Material for this task:
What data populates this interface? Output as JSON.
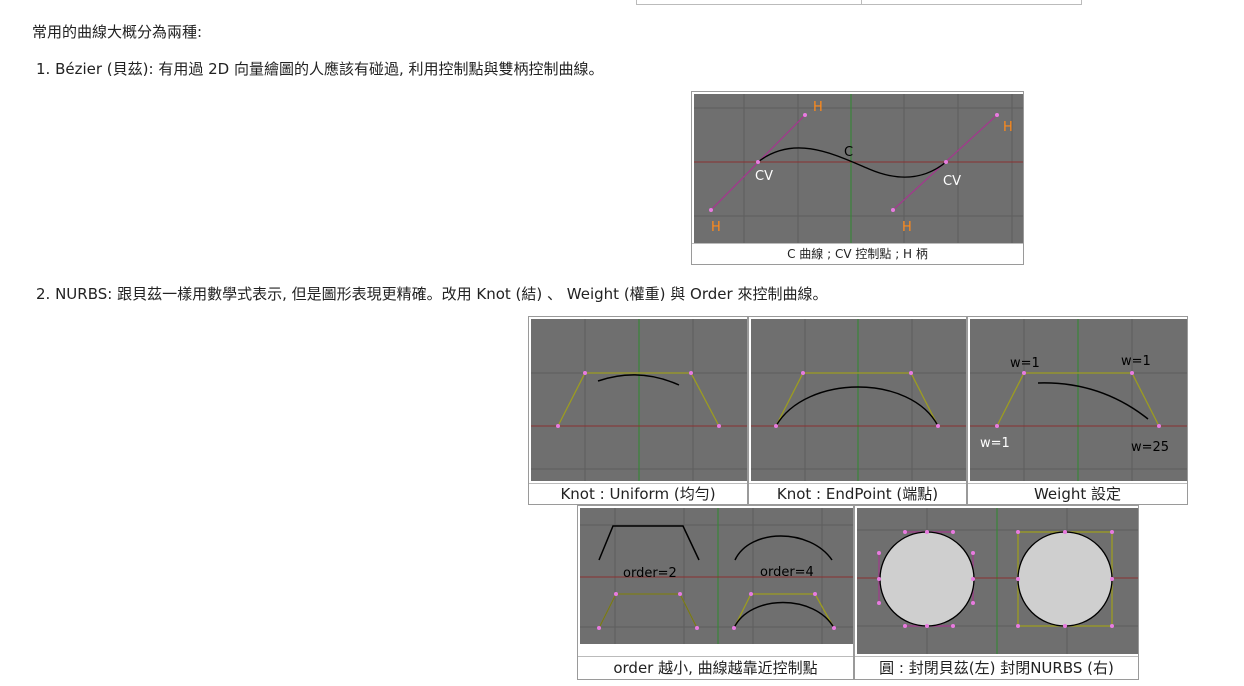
{
  "intro_text": "常用的曲線大概分為兩種:",
  "items": [
    {
      "text": "1. Bézier (貝茲): 有用過 2D 向量繪圖的人應該有碰過, 利用控制點與雙柄控制曲線。"
    },
    {
      "text": "2. NURBS: 跟貝茲一樣用數學式表示, 但是圖形表現更精確。改用 Knot (結) 、 Weight (權重) 與 Order 來控制曲線。"
    }
  ],
  "figures": {
    "bezier": {
      "caption": "C 曲線 ; CV 控制點 ; H 柄",
      "labels": {
        "h": "H",
        "c": "C",
        "cv": "CV"
      }
    },
    "knot_uniform": {
      "caption": "Knot : Uniform (均勻)"
    },
    "knot_endpoint": {
      "caption": "Knot : EndPoint (端點)"
    },
    "weight": {
      "caption": "Weight 設定",
      "labels": {
        "w1": "w=1",
        "w25": "w=25"
      }
    },
    "order": {
      "caption": "order 越小, 曲線越靠近控制點",
      "labels": {
        "order2": "order=2",
        "order4": "order=4"
      }
    },
    "circle": {
      "caption": "圓 : 封閉貝茲(左) 封閉NURBS (右)"
    }
  },
  "colors": {
    "viewport_bg": "#6f6f6f",
    "grid": "#5e5e5e",
    "x_axis": "#8a3030",
    "y_axis": "#2f8a2f",
    "handle_line": "#a13a8c",
    "control_polygon": "#9c9c20",
    "point": "#e87be0",
    "curve": "#000000",
    "handle_label": "#ff8a1a",
    "label_white": "#ffffff",
    "circle_fill": "#cfcfcf"
  }
}
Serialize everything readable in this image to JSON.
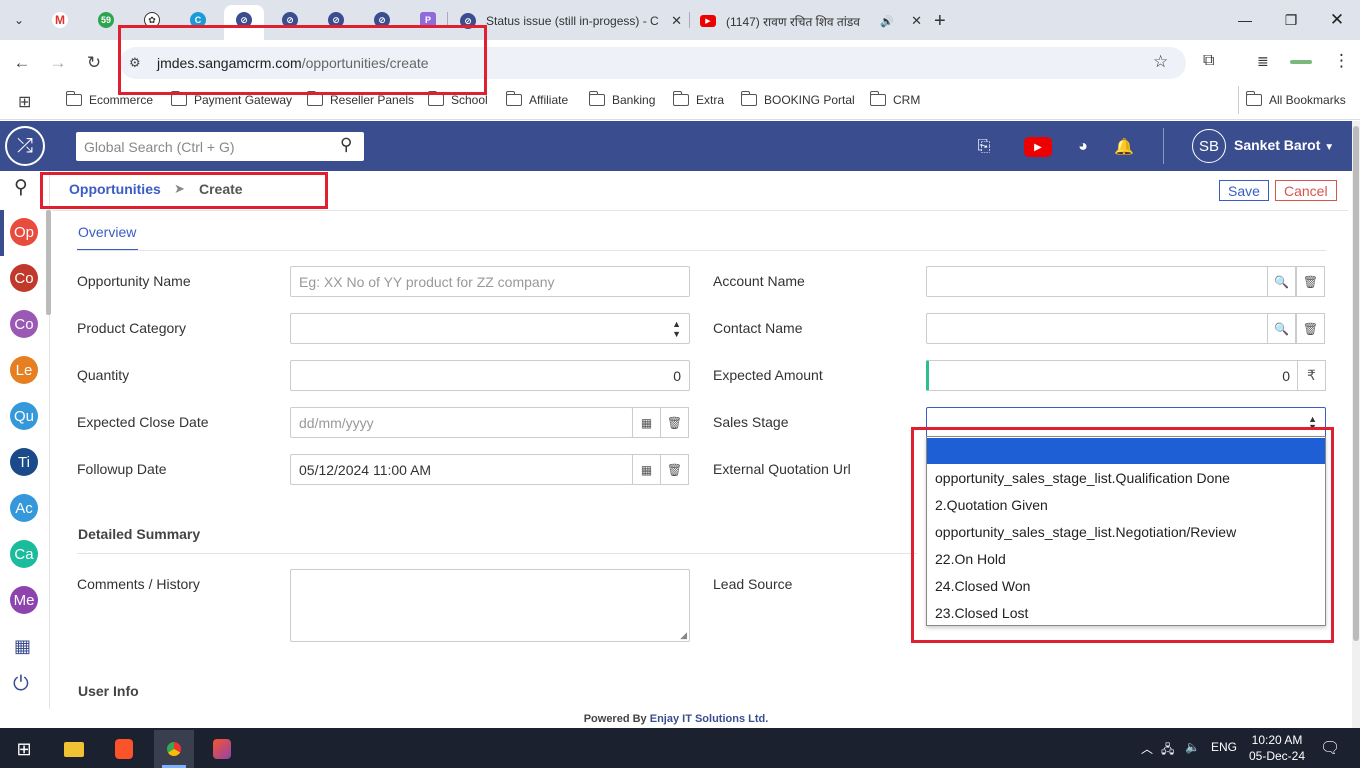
{
  "browser": {
    "tabs": [
      {
        "title": "Status issue (still in-progess) - C",
        "icon": "chatgpt-like-icon"
      },
      {
        "title": "(1147) रावण रचित शिव तांडव",
        "icon": "youtube-icon"
      }
    ],
    "pinned_badge": "59",
    "url_host": "jmdes.sangamcrm.com",
    "url_path": "/opportunities/create",
    "bookmarks": [
      "Ecommerce",
      "Payment Gateway",
      "Reseller Panels",
      "School",
      "Affiliate",
      "Banking",
      "Extra",
      "BOOKING Portal",
      "CRM"
    ],
    "all_bookmarks": "All Bookmarks"
  },
  "app": {
    "search_placeholder": "Global Search (Ctrl + G)",
    "user_initials": "SB",
    "user_name": "Sanket Barot",
    "sidebar": [
      "Op",
      "Co",
      "Co",
      "Le",
      "Qu",
      "Ti",
      "Ac",
      "Ca",
      "Me"
    ],
    "sidebar_colors": [
      "#e74c3c",
      "#c0392b",
      "#9b59b6",
      "#e67e22",
      "#3498db",
      "#1a4a8a",
      "#3498db",
      "#1abc9c",
      "#8e44ad"
    ],
    "breadcrumb_module": "Opportunities",
    "breadcrumb_sep": "➤",
    "breadcrumb_page": "Create",
    "save_label": "Save",
    "cancel_label": "Cancel",
    "tab_overview": "Overview"
  },
  "form": {
    "opportunity_name": {
      "label": "Opportunity Name",
      "placeholder": "Eg: XX No of YY product for ZZ company",
      "value": ""
    },
    "product_category": {
      "label": "Product Category",
      "value": ""
    },
    "quantity": {
      "label": "Quantity",
      "value": "0"
    },
    "expected_close_date": {
      "label": "Expected Close Date",
      "placeholder": "dd/mm/yyyy"
    },
    "followup_date": {
      "label": "Followup Date",
      "value": "05/12/2024 11:00 AM"
    },
    "account_name": {
      "label": "Account Name",
      "value": ""
    },
    "contact_name": {
      "label": "Contact Name",
      "value": ""
    },
    "expected_amount": {
      "label": "Expected Amount",
      "value": "0",
      "currency": "₹"
    },
    "sales_stage": {
      "label": "Sales Stage",
      "value": "",
      "options": [
        "",
        "opportunity_sales_stage_list.Qualification Done",
        "2.Quotation Given",
        "opportunity_sales_stage_list.Negotiation/Review",
        "22.On Hold",
        "24.Closed Won",
        "23.Closed Lost"
      ],
      "highlighted_index": 0
    },
    "external_quotation_url": {
      "label": "External Quotation Url"
    },
    "detailed_summary_title": "Detailed Summary",
    "comments": {
      "label": "Comments / History",
      "value": ""
    },
    "lead_source": {
      "label": "Lead Source"
    },
    "user_info_title": "User Info"
  },
  "footer": {
    "powered_by": "Powered By",
    "company": "Enjay IT Solutions Ltd."
  },
  "taskbar": {
    "lang": "ENG",
    "time": "10:20 AM",
    "date": "05-Dec-24"
  },
  "colors": {
    "header": "#3a4e8f",
    "link": "#3a5cc6",
    "highlight": "#1e5fd6",
    "annotation": "#e0202e"
  }
}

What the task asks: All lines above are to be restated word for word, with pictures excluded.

Solution to the problem:
What data populates this interface? Output as JSON.
{
  "intro_text": "常用的曲線大概分為兩種:",
  "items": [
    {
      "text": "1. Bézier (貝茲): 有用過 2D 向量繪圖的人應該有碰過, 利用控制點與雙柄控制曲線。"
    },
    {
      "text": "2. NURBS: 跟貝茲一樣用數學式表示, 但是圖形表現更精確。改用 Knot (結) 、 Weight (權重) 與 Order 來控制曲線。"
    }
  ],
  "figures": {
    "bezier": {
      "caption": "C 曲線 ; CV 控制點 ; H 柄",
      "labels": {
        "h": "H",
        "c": "C",
        "cv": "CV"
      }
    },
    "knot_uniform": {
      "caption": "Knot : Uniform (均勻)"
    },
    "knot_endpoint": {
      "caption": "Knot : EndPoint (端點)"
    },
    "weight": {
      "caption": "Weight 設定",
      "labels": {
        "w1": "w=1",
        "w25": "w=25"
      }
    },
    "order": {
      "caption": "order 越小, 曲線越靠近控制點",
      "labels": {
        "order2": "order=2",
        "order4": "order=4"
      }
    },
    "circle": {
      "caption": "圓 : 封閉貝茲(左) 封閉NURBS (右)"
    }
  },
  "colors": {
    "viewport_bg": "#6f6f6f",
    "grid": "#5e5e5e",
    "x_axis": "#8a3030",
    "y_axis": "#2f8a2f",
    "handle_line": "#a13a8c",
    "control_polygon": "#9c9c20",
    "point": "#e87be0",
    "curve": "#000000",
    "handle_label": "#ff8a1a",
    "label_white": "#ffffff",
    "circle_fill": "#cfcfcf"
  }
}
Serialize everything readable in this image to JSON.
{
  "browser": {
    "tabs": [
      {
        "title": "Status issue (still in-progess) - C",
        "icon": "chatgpt-like-icon"
      },
      {
        "title": "(1147) रावण रचित शिव तांडव",
        "icon": "youtube-icon"
      }
    ],
    "pinned_badge": "59",
    "url_host": "jmdes.sangamcrm.com",
    "url_path": "/opportunities/create",
    "bookmarks": [
      "Ecommerce",
      "Payment Gateway",
      "Reseller Panels",
      "School",
      "Affiliate",
      "Banking",
      "Extra",
      "BOOKING Portal",
      "CRM"
    ],
    "all_bookmarks": "All Bookmarks"
  },
  "app": {
    "search_placeholder": "Global Search (Ctrl + G)",
    "user_initials": "SB",
    "user_name": "Sanket Barot",
    "sidebar": [
      "Op",
      "Co",
      "Co",
      "Le",
      "Qu",
      "Ti",
      "Ac",
      "Ca",
      "Me"
    ],
    "sidebar_colors": [
      "#e74c3c",
      "#c0392b",
      "#9b59b6",
      "#e67e22",
      "#3498db",
      "#1a4a8a",
      "#3498db",
      "#1abc9c",
      "#8e44ad"
    ],
    "breadcrumb_module": "Opportunities",
    "breadcrumb_sep": "➤",
    "breadcrumb_page": "Create",
    "save_label": "Save",
    "cancel_label": "Cancel",
    "tab_overview": "Overview"
  },
  "form": {
    "opportunity_name": {
      "label": "Opportunity Name",
      "placeholder": "Eg: XX No of YY product for ZZ company",
      "value": ""
    },
    "product_category": {
      "label": "Product Category",
      "value": ""
    },
    "quantity": {
      "label": "Quantity",
      "value": "0"
    },
    "expected_close_date": {
      "label": "Expected Close Date",
      "placeholder": "dd/mm/yyyy"
    },
    "followup_date": {
      "label": "Followup Date",
      "value": "05/12/2024 11:00 AM"
    },
    "account_name": {
      "label": "Account Name",
      "value": ""
    },
    "contact_name": {
      "label": "Contact Name",
      "value": ""
    },
    "expected_amount": {
      "label": "Expected Amount",
      "value": "0",
      "currency": "₹"
    },
    "sales_stage": {
      "label": "Sales Stage",
      "value": "",
      "options": [
        "",
        "opportunity_sales_stage_list.Qualification Done",
        "2.Quotation Given",
        "opportunity_sales_stage_list.Negotiation/Review",
        "22.On Hold",
        "24.Closed Won",
        "23.Closed Lost"
      ],
      "highlighted_index": 0
    },
    "external_quotation_url": {
      "label": "External Quotation Url"
    },
    "detailed_summary_title": "Detailed Summary",
    "comments": {
      "label": "Comments / History",
      "value": ""
    },
    "lead_source": {
      "label": "Lead Source"
    },
    "user_info_title": "User Info"
  },
  "footer": {
    "powered_by": "Powered By",
    "company": "Enjay IT Solutions Ltd."
  },
  "taskbar": {
    "lang": "ENG",
    "time": "10:20 AM",
    "date": "05-Dec-24"
  },
  "colors": {
    "header": "#3a4e8f",
    "link": "#3a5cc6",
    "highlight": "#1e5fd6",
    "annotation": "#e0202e"
  }
}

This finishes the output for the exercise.